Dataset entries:
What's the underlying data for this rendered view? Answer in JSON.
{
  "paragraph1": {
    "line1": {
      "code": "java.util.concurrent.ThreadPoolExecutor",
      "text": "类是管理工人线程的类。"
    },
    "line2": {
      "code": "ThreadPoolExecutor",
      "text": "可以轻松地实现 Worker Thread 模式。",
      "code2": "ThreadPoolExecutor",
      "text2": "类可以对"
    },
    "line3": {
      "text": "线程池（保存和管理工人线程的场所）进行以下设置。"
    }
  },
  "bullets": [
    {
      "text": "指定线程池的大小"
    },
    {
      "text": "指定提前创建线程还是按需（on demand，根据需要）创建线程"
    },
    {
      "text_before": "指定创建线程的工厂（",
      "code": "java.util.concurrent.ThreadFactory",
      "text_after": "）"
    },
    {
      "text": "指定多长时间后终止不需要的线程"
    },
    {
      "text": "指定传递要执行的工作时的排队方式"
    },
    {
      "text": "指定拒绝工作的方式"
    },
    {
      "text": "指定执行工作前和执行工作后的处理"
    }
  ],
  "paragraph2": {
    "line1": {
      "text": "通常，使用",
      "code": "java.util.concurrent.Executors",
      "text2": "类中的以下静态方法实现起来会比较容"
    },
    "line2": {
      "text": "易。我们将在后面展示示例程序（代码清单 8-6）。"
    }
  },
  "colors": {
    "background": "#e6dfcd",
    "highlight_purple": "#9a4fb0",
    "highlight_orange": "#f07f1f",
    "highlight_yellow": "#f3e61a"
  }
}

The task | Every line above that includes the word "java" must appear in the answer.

Answer space |
      "code": "java.util.concurrent.ThreadPoolExecutor",
      "code": "java.util.concurrent.ThreadFactory",
      "code": "java.util.concurrent.Executors",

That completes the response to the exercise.